Please reproduce every record exactly as written, leaving out the pictures.

━━━━━━━━━━━━━━━━━━━━

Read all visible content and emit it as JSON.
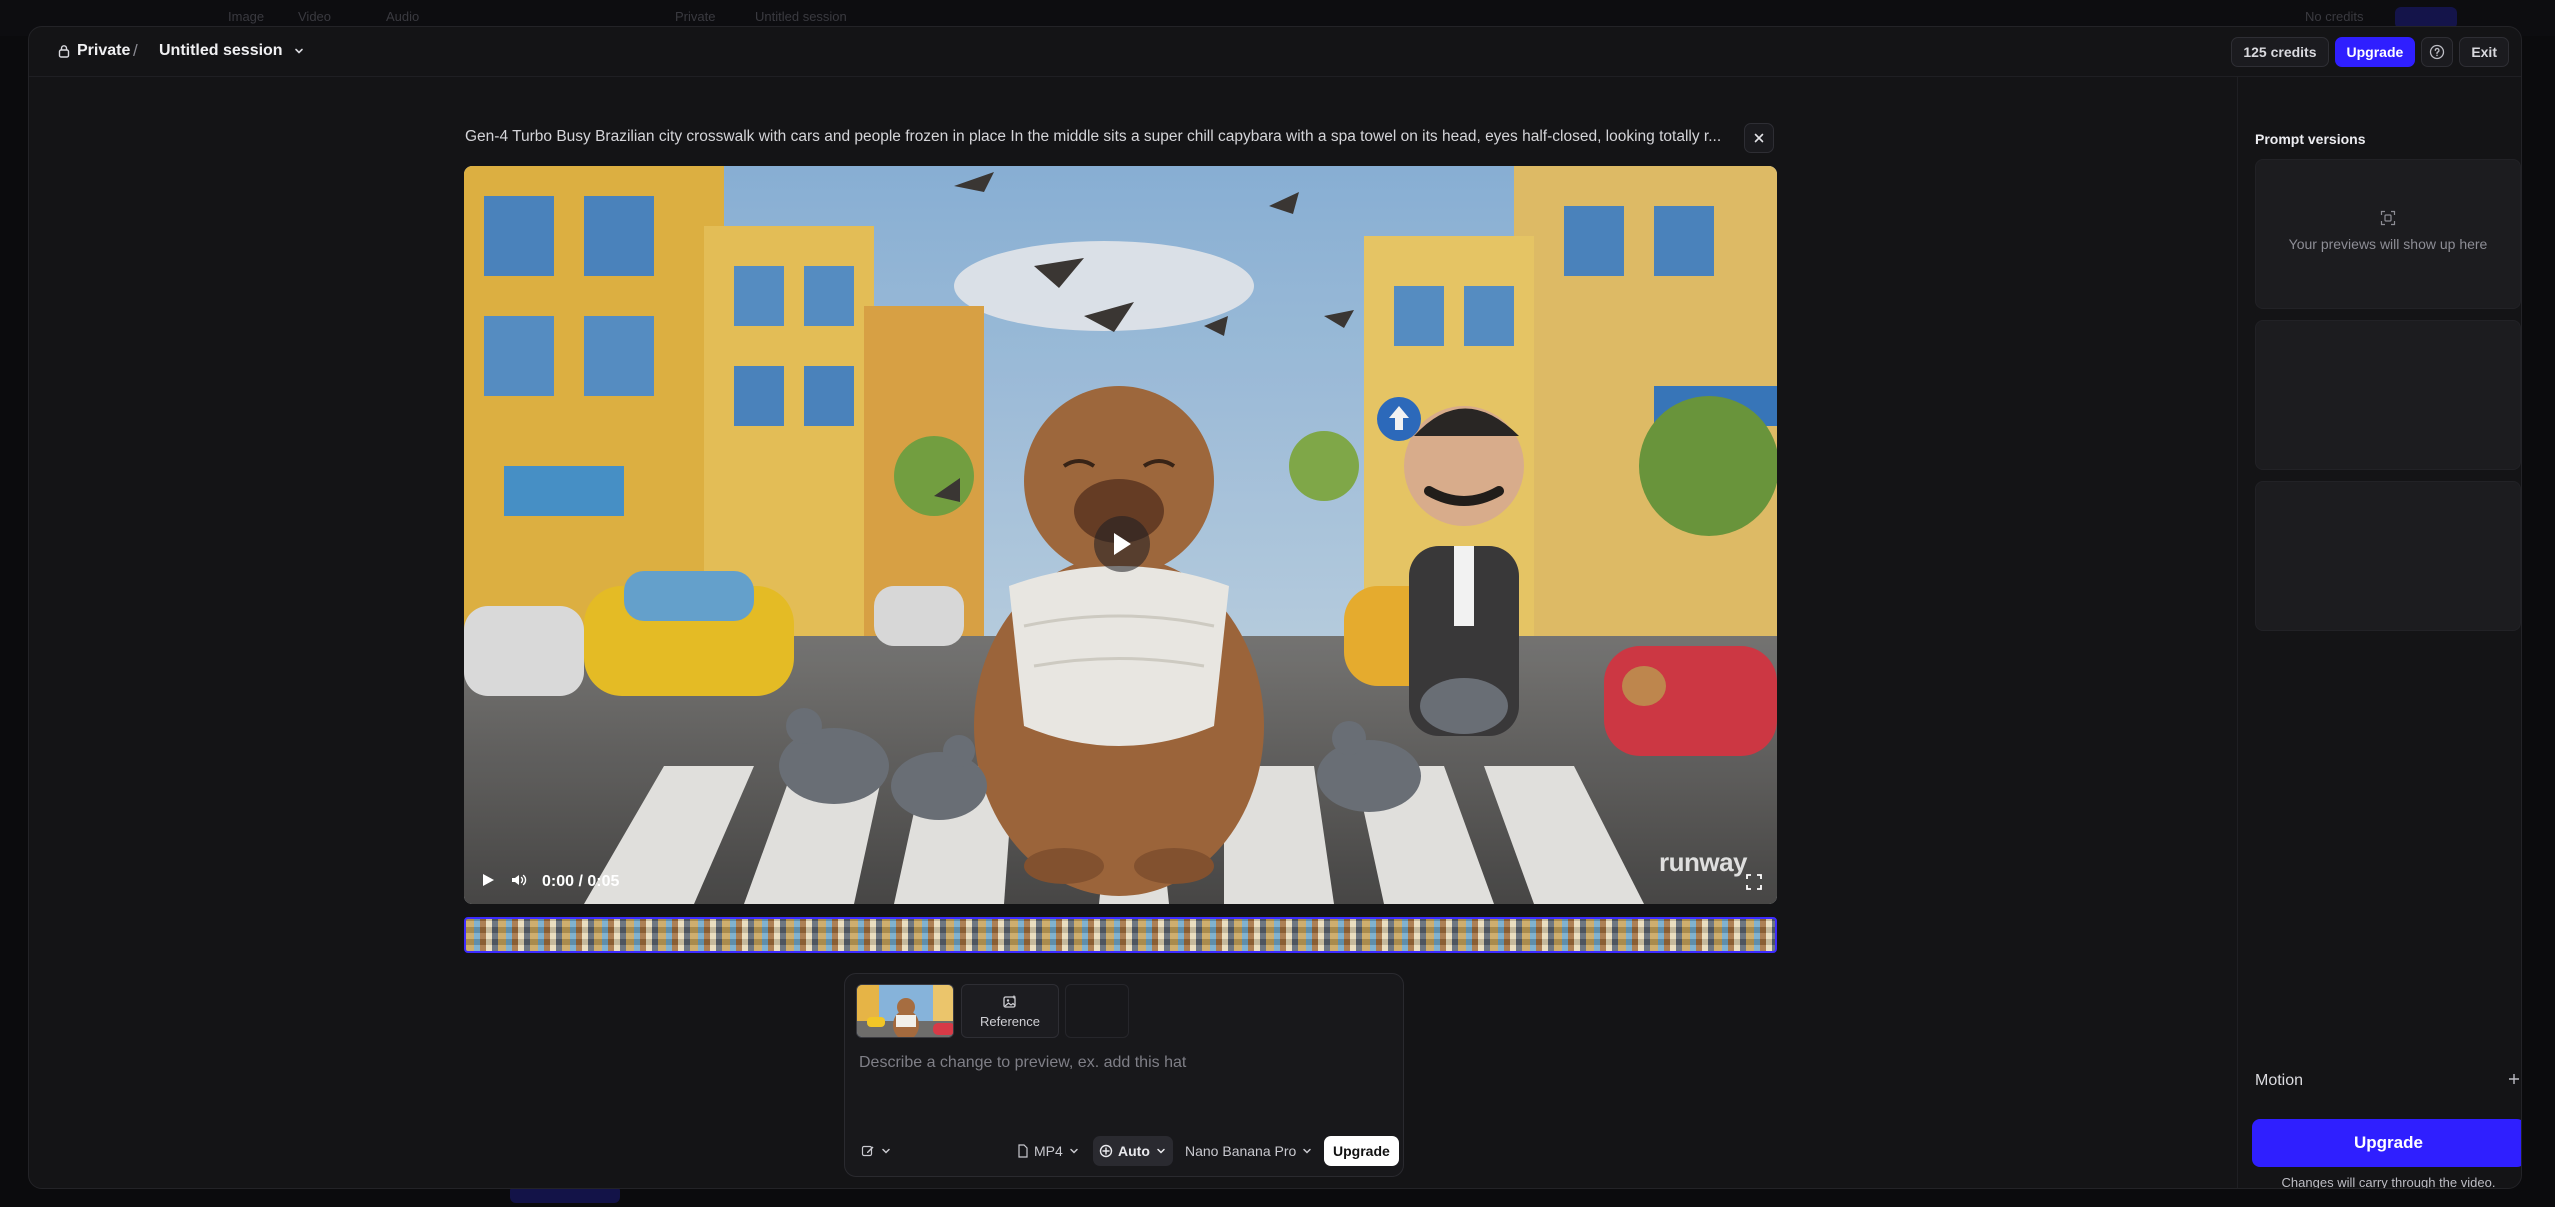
{
  "background": {
    "tabs": [
      "Image",
      "Video",
      "Audio"
    ],
    "crumb": [
      "Private",
      "Untitled session"
    ],
    "credits_text": "No credits",
    "upgrade_label": "Upgrade"
  },
  "header": {
    "visibility": "Private",
    "separator": "/",
    "session_name": "Untitled session",
    "credits": "125 credits",
    "upgrade_label": "Upgrade",
    "help_icon": "help-circle-icon",
    "exit_label": "Exit"
  },
  "video": {
    "prompt": "Gen-4 Turbo Busy Brazilian city crosswalk with cars and people frozen in place In the middle sits a super chill capybara with a spa towel on its head, eyes half-closed, looking totally r...",
    "time": "0:00 / 0:05",
    "watermark": "runway",
    "icons": [
      "play-icon",
      "volume-icon",
      "fullscreen-icon",
      "close-icon"
    ]
  },
  "composer": {
    "reference_label": "Reference",
    "placeholder": "Describe a change to preview, ex. add this hat",
    "format": "MP4",
    "mode": "Auto",
    "model": "Nano Banana Pro",
    "upgrade_label": "Upgrade"
  },
  "panel": {
    "title": "Prompt versions",
    "empty_text": "Your previews will show up here",
    "motion_label": "Motion",
    "upgrade_label": "Upgrade",
    "note": "Changes will carry through the video."
  },
  "colors": {
    "accent": "#2f1fff",
    "surface": "#141416",
    "card": "#1c1c1f"
  }
}
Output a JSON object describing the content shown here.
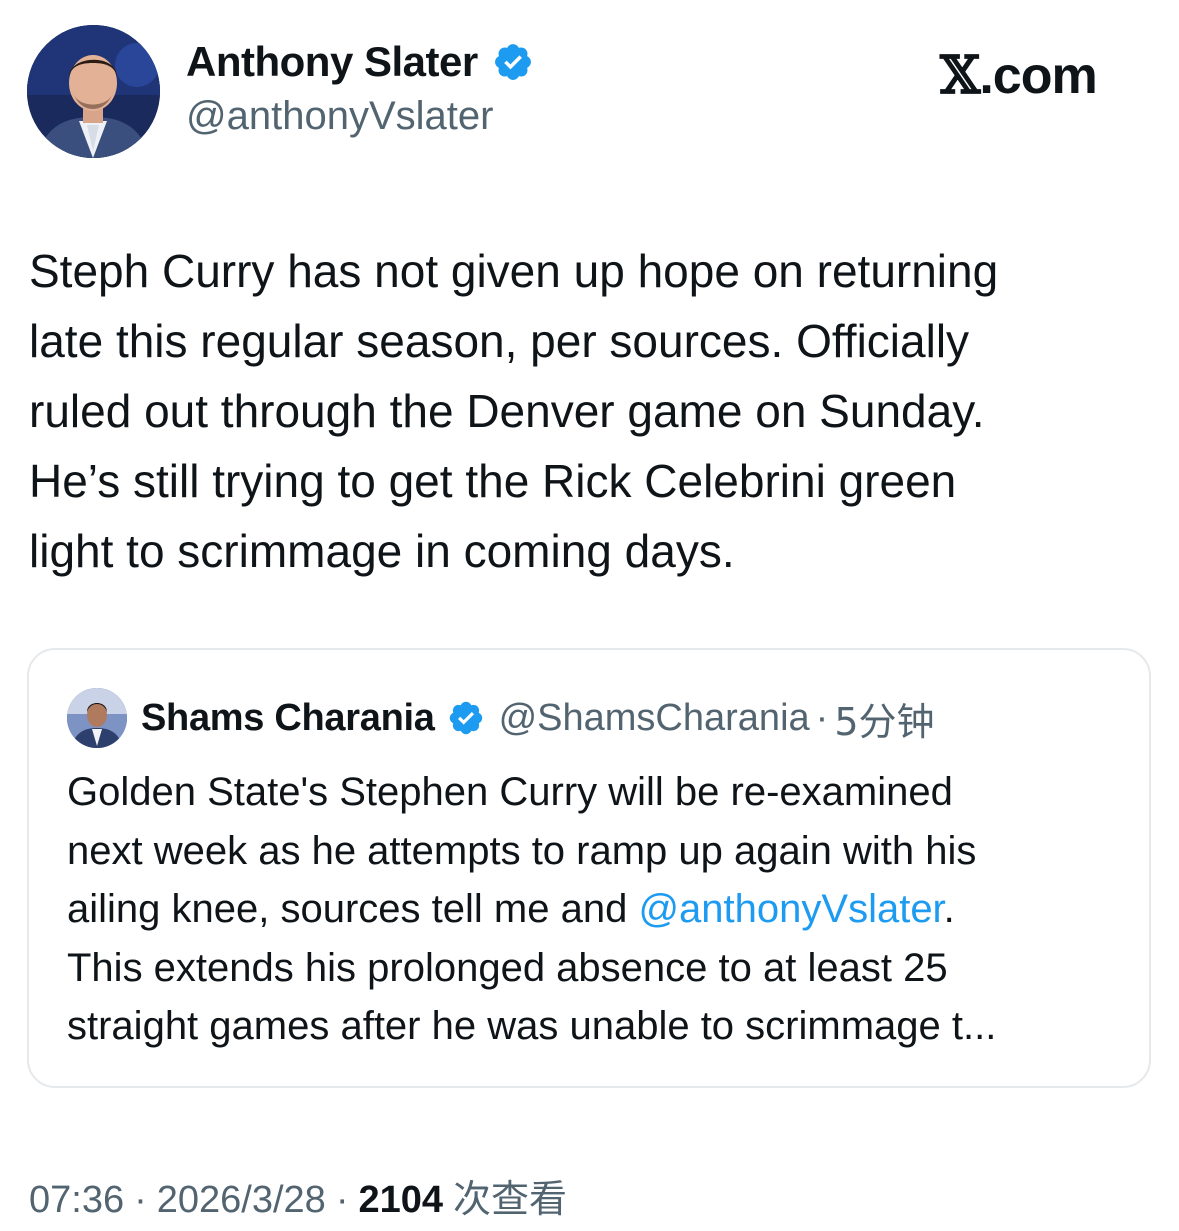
{
  "author": {
    "name": "Anthony Slater",
    "handle": "@anthonyVslater",
    "verified_icon": "verified-badge-icon"
  },
  "brand": {
    "x_mark": "𝕏",
    "suffix": ".com"
  },
  "tweet": {
    "lines": [
      "Steph Curry has not given up hope on returning",
      "late this regular season, per sources. Officially",
      "ruled out through the Denver game on Sunday.",
      "He’s still trying to get the Rick Celebrini green",
      "light to scrimmage in coming days."
    ]
  },
  "quote": {
    "name": "Shams Charania",
    "handle": "@ShamsCharania",
    "separator": "·",
    "time": "5分钟",
    "line1": "Golden State's Stephen Curry will be re-examined",
    "line2": "next week as he attempts to ramp up again with his",
    "line3_before": "ailing knee, sources tell me and ",
    "line3_mention": "@anthonyVslater",
    "line3_after": ".",
    "line4": "This extends his prolonged absence to at least 25",
    "line5": "straight games after he was unable to scrimmage t..."
  },
  "meta": {
    "time": "07:36",
    "date": "2026/3/28",
    "separator": "·",
    "views_count": "2104",
    "views_label": "次查看"
  },
  "colors": {
    "text": "#0f1419",
    "secondary": "#536471",
    "link": "#1d9bf0",
    "verified": "#1d9bf0",
    "border": "#e6e9ec"
  }
}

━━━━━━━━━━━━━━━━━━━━

§ **Response box**:
Read all visible content and emit it as JSON.
{
  "background": {
    "tabs": [
      "Image",
      "Video",
      "Audio"
    ],
    "crumb": [
      "Private",
      "Untitled session"
    ],
    "credits_text": "No credits",
    "upgrade_label": "Upgrade"
  },
  "header": {
    "visibility": "Private",
    "separator": "/",
    "session_name": "Untitled session",
    "credits": "125 credits",
    "upgrade_label": "Upgrade",
    "help_icon": "help-circle-icon",
    "exit_label": "Exit"
  },
  "video": {
    "prompt": "Gen-4 Turbo Busy Brazilian city crosswalk with cars and people frozen in place In the middle sits a super chill capybara with a spa towel on its head, eyes half-closed, looking totally r...",
    "time": "0:00 / 0:05",
    "watermark": "runway",
    "icons": [
      "play-icon",
      "volume-icon",
      "fullscreen-icon",
      "close-icon"
    ]
  },
  "composer": {
    "reference_label": "Reference",
    "placeholder": "Describe a change to preview, ex. add this hat",
    "format": "MP4",
    "mode": "Auto",
    "model": "Nano Banana Pro",
    "upgrade_label": "Upgrade"
  },
  "panel": {
    "title": "Prompt versions",
    "empty_text": "Your previews will show up here",
    "motion_label": "Motion",
    "upgrade_label": "Upgrade",
    "note": "Changes will carry through the video."
  },
  "colors": {
    "accent": "#2f1fff",
    "surface": "#141416",
    "card": "#1c1c1f"
  }
}
Output a JSON object describing the content shown here.
{
  "author": {
    "name": "Anthony Slater",
    "handle": "@anthonyVslater",
    "verified_icon": "verified-badge-icon"
  },
  "brand": {
    "x_mark": "𝕏",
    "suffix": ".com"
  },
  "tweet": {
    "lines": [
      "Steph Curry has not given up hope on returning",
      "late this regular season, per sources. Officially",
      "ruled out through the Denver game on Sunday.",
      "He’s still trying to get the Rick Celebrini green",
      "light to scrimmage in coming days."
    ]
  },
  "quote": {
    "name": "Shams Charania",
    "handle": "@ShamsCharania",
    "separator": "·",
    "time": "5分钟",
    "line1": "Golden State's Stephen Curry will be re-examined",
    "line2": "next week as he attempts to ramp up again with his",
    "line3_before": "ailing knee, sources tell me and ",
    "line3_mention": "@anthonyVslater",
    "line3_after": ".",
    "line4": "This extends his prolonged absence to at least 25",
    "line5": "straight games after he was unable to scrimmage t..."
  },
  "meta": {
    "time": "07:36",
    "date": "2026/3/28",
    "separator": "·",
    "views_count": "2104",
    "views_label": "次查看"
  },
  "colors": {
    "text": "#0f1419",
    "secondary": "#536471",
    "link": "#1d9bf0",
    "verified": "#1d9bf0",
    "border": "#e6e9ec"
  }
}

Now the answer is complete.